DOI link for COHORS
It has long been understood, thanks not least to seminal studies by Brunt and Gruen, that an important facet of the Roman self-image under both Republic and Principate was that of the beneficent imperialist. The development of legislation against magistrates’ abuse of power in the provinces was held up as but one proof of Roman commitment to just rule, whatever may have been the particular circumstances or aims of the drafting of such legislation (Lintott 1993, 97-110). Against the background of that legislation, particular cases of maladministration could be accommodated within the ideology of beneficence, for they could be conceived as exceptional deviations which somehow proved the general rule. In that sense, the prosecution of abusive governors may even have served a useful ideological purpose. For, given that Roman literature contains many expressions of anxiety about the propriety of Roman imperialism, and that Roman writers find no difficulty in constructing and presenting strong (and weak) critiques of Roman imperialism (Brunt 1978), the condemnation of abusive governors (both actual and potential) served to dispel, or at least to soothe, such imperialist anxieties as may have been felt at Rome. Such mis-governors functioned as scapegoats who bore away such blame as Romans might admit for their imperialism. The punishment of the unjust redeemed the empire as just in principle and in practice, within the limits of practicality (cf. Cicero, Rep. 3. 35-8). The abusive governor had failed not only himself but also the Roman community at large: in that sense, his exile from the community was an appropriate outcome of his prosecution. In short, the prosecution and condemnation of abusive governors may be included among the various justifications of Roman imperialism and imperial administration: they seemed to show that there were limits to misrule and fixed much of what seemed negative in Roman imperialism upon individual abusive governors, not

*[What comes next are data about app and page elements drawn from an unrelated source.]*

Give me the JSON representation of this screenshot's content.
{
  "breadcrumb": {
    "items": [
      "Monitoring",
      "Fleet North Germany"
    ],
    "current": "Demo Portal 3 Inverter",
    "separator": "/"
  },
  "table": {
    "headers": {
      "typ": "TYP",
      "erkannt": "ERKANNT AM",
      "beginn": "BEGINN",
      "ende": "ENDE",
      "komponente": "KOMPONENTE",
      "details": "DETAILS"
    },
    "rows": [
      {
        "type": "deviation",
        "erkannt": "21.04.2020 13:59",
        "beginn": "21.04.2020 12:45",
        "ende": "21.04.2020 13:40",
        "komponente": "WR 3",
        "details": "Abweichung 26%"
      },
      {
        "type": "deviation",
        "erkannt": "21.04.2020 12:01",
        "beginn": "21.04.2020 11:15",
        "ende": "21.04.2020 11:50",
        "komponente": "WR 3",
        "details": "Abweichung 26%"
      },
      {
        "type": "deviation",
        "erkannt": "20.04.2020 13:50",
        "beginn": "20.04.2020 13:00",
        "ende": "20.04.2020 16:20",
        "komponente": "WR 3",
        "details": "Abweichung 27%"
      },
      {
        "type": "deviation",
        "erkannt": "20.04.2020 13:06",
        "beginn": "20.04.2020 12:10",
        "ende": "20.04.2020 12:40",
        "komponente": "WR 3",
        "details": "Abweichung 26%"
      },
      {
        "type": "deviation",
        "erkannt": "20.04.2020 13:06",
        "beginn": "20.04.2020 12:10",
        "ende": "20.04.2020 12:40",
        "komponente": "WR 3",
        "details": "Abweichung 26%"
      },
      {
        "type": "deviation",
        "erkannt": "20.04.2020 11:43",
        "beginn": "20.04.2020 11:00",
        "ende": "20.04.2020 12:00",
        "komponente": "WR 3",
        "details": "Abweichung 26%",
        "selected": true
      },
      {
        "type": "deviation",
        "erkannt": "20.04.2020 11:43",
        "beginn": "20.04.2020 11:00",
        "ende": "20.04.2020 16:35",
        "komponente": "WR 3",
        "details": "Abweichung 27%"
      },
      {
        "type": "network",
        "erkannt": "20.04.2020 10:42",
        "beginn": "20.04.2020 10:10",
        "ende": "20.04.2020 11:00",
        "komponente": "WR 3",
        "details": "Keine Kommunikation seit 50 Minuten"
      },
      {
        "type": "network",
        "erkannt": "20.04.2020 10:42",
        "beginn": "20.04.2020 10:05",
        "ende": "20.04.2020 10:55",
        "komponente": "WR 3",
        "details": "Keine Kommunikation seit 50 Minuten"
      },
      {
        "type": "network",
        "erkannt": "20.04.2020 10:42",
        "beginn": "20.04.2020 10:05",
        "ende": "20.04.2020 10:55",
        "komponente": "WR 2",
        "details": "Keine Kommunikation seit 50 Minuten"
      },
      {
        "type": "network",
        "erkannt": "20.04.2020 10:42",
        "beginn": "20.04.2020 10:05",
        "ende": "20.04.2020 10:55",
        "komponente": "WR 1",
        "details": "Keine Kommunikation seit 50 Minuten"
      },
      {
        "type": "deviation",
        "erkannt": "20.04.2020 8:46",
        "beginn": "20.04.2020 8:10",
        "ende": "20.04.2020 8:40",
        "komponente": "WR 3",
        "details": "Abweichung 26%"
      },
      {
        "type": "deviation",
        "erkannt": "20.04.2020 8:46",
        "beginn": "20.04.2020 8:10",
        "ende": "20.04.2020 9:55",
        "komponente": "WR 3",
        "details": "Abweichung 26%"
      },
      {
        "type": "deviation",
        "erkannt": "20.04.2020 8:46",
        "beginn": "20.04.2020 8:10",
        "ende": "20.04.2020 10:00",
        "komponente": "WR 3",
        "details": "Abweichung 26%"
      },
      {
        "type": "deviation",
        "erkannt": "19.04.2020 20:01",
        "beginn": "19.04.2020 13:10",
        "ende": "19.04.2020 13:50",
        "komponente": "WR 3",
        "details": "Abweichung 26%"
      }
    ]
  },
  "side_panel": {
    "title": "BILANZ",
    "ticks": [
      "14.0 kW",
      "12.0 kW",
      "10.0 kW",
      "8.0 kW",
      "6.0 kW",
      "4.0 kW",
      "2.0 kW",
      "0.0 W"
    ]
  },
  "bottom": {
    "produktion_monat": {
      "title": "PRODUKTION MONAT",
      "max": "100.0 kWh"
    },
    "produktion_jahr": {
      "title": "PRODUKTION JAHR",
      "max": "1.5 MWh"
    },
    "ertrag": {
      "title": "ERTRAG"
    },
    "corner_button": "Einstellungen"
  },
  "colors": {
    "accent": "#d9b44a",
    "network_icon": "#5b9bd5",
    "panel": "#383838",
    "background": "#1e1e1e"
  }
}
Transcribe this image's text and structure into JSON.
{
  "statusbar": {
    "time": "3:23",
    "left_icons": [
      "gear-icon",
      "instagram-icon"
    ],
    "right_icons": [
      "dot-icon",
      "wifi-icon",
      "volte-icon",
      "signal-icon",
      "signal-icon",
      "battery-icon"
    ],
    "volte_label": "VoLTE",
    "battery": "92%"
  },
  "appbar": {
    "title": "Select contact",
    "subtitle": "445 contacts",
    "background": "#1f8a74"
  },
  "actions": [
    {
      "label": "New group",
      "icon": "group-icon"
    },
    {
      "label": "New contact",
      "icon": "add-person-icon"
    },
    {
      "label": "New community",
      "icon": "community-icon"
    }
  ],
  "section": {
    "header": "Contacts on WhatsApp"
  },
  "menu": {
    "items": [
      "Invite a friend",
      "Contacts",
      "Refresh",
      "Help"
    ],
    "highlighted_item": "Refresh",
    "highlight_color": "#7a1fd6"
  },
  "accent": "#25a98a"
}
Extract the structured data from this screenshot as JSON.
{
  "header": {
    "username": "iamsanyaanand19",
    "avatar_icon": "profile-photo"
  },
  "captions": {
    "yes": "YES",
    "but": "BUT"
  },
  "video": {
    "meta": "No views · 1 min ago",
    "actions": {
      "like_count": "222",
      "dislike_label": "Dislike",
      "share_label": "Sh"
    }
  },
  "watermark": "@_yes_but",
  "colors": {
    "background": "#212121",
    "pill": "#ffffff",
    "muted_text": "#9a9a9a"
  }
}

on the underpinning ideology of imperialism nor on the very system of governors itself.